*The Journal of Physical Chemistry*, vol. 100, no. 12, pp. 5025–5034, 1996. View at Publisher · View at Google Scholar - P. E. Sinclair and C. R. A. Catlow, “Quantum chemical study of the mechanism of partial oxidation reactivity in titanosilicate catalysts: active site formation, oxygen transfer, and catalyst deactivation,”
*The Journal of Physical Chemistry B*, vol. 103, no. 7, pp. 1084–1095, 1999. View at Publisher · View at Google Scholar - A. D. Becke, “Density-functional thermochemistry. III. The role of exact exchange,”
*The Journal of Chemical Physics*, vol. 98, no. 7, pp. 5648–5652, 1993. View at Google Scholar · View at Scopus - M. M. Francl, W. J. Pietro, W. J. Hehre et al., “Self-consistent molecular orbital methods. XXIII. A polarization-type basis set for second-row elements,”
*The Journal of Chemical Physics*, vol. 77, no. 7, pp. 3654–3665, 1982. View at Google Scholar · View at Scopus - T. Clark, J. Chandrasekhar, G. W. Spitznagel, and P. V. R. Schleyer, “Efficient diffuse function-augmented basis sets for anion calculations. III. The 3-21+G basis set for first-row elements, Li-F,”
*Journal of Computational Chemistry*, vol. 4, pp. 294–301, 1983. View at Publisher · View at Google Scholar - M. J. Frish, J. A. Pople, and J. S. Binkley, “Self-consistent molecular orbital methods 25. Supplementary functions for Gaussian basis sets,”
*The Journal of Chemical Physics*, vol. 80, pp. 3265–3269, 1984. View at Publisher · View at Google Scholar - J. A. Pople, R. Seeger, and R. Krishnann, “A semi-empirical MO theory for ionization potentials and electron affinities,”

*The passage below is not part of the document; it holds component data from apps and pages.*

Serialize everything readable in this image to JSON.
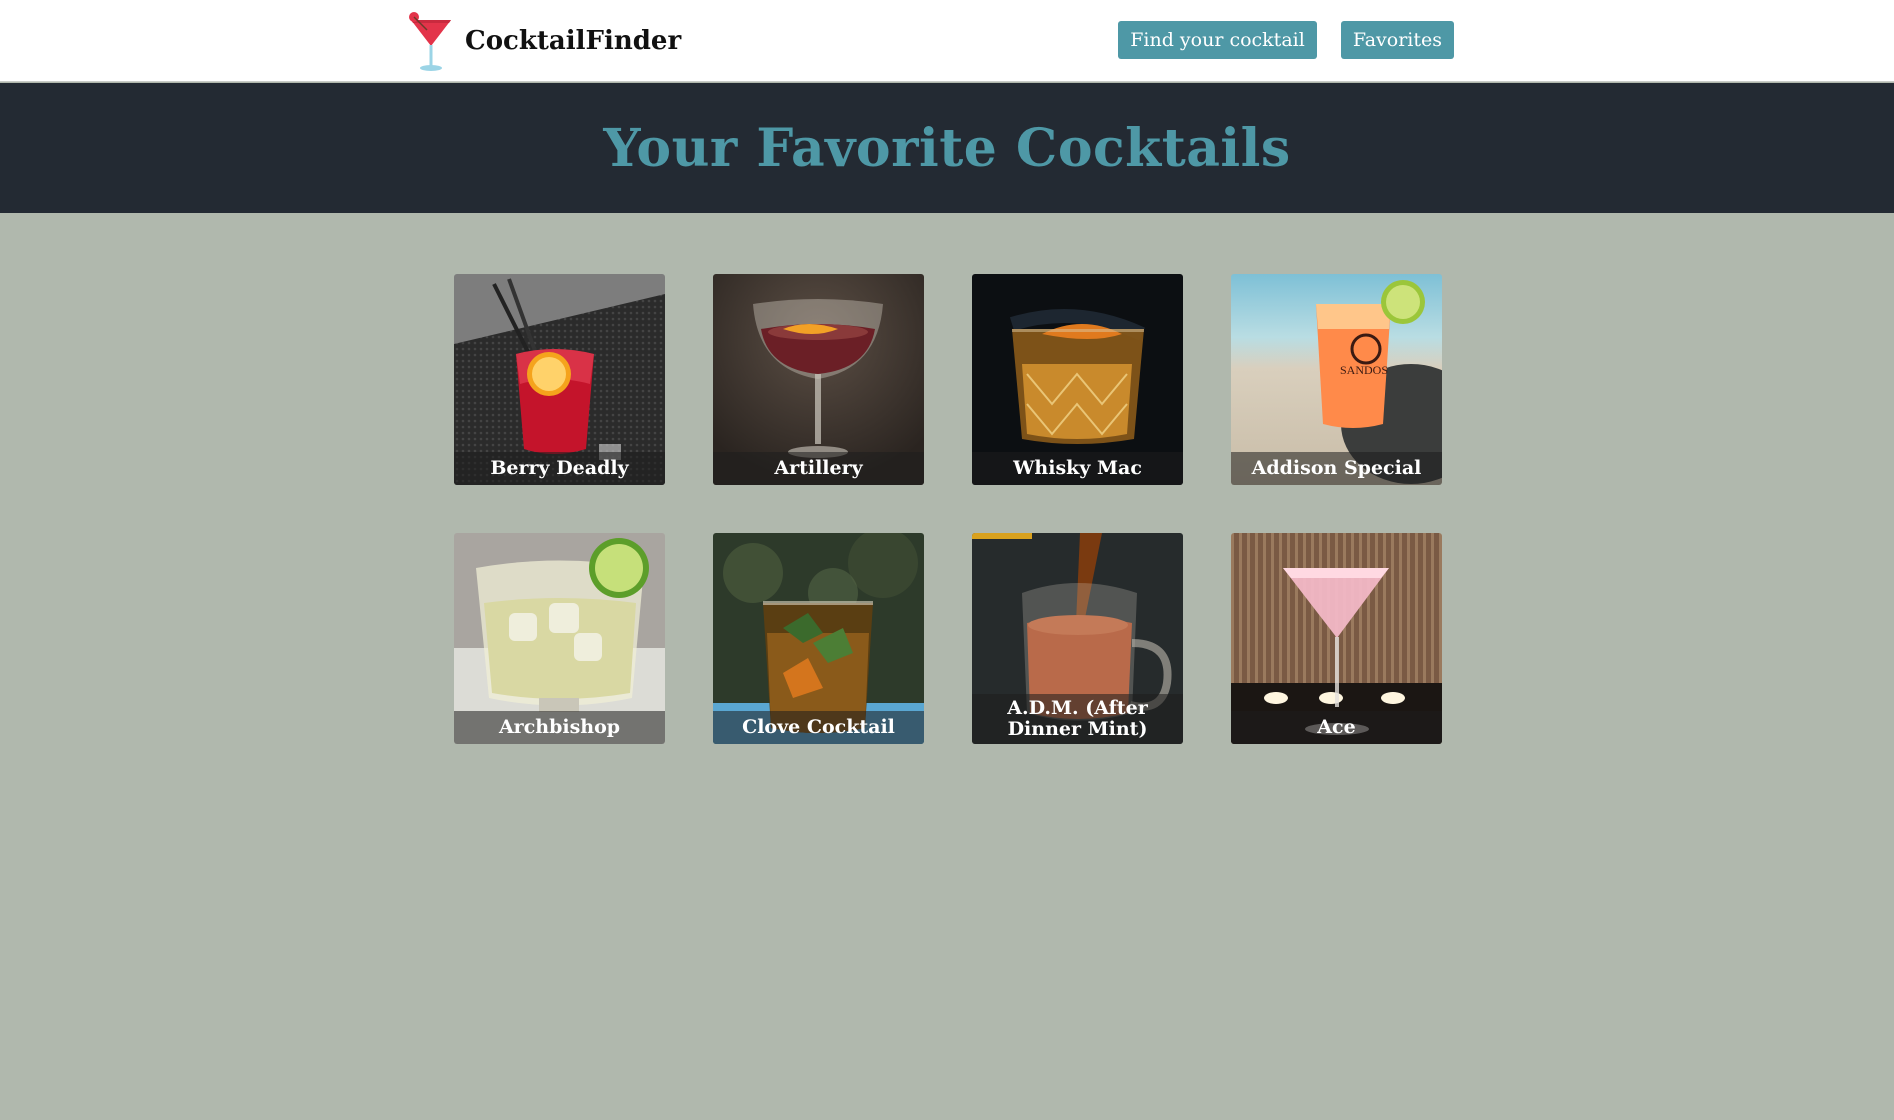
{
  "header": {
    "brand_name": "CocktailFinder",
    "logo_icon": "cocktail-glass-icon",
    "nav": {
      "find_label": "Find your cocktail",
      "favorites_label": "Favorites"
    }
  },
  "hero": {
    "title": "Your Favorite Cocktails"
  },
  "favorites": [
    {
      "name": "Berry Deadly"
    },
    {
      "name": "Artillery"
    },
    {
      "name": "Whisky Mac"
    },
    {
      "name": "Addison Special"
    },
    {
      "name": "Archbishop"
    },
    {
      "name": "Clove Cocktail"
    },
    {
      "name": "A.D.M. (After Dinner Mint)"
    },
    {
      "name": "Ace"
    }
  ],
  "colors": {
    "accent": "#4e98a6",
    "hero_bg": "#232a33",
    "page_bg": "#b0b8ad",
    "navbar_bg": "#ffffff"
  }
}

*International Journal of Quantum Chemistry*, vol. 11, pp. 149–163, 1977. View at Publisher · View at Google Scholar - M. J. Frisch, G. W. Trucks, H. B. Schlegel et al.,
*Gaussian 03, Revision C. 02*, Gaussian, Wallingford, Conn, USA, 2004. - M. W. Schmidt, K. K. Baldridge, J. A. Boatz et al., “General atomic and molecular electronic structure system,”
*Journal of Computational Chemistryvol*, vol. 14, pp. 1347–1363, 1993. View at Publisher · View at Google Scholar - M. S. Gordon and M. W. Schmidt, “Advances in electronic structure theory: GAMESS a decade later,” in
*Theory and Applications of Computational Chemistry*, C. E. Dykstra, G. Frenking, K. S. Kim, and G. E. Scuseria, Eds., chapter 41, Elsevier, San Diego, Calif, USA, 2005. View at Google Scholar - J. P. Foster and F. Weinhold, “Natural hybrid orbitals,”
*Journal of the American Chemical Society*, vol. 102, no. 24, pp. 7211–7218, 1980. View at Google Scholar · View at Scopus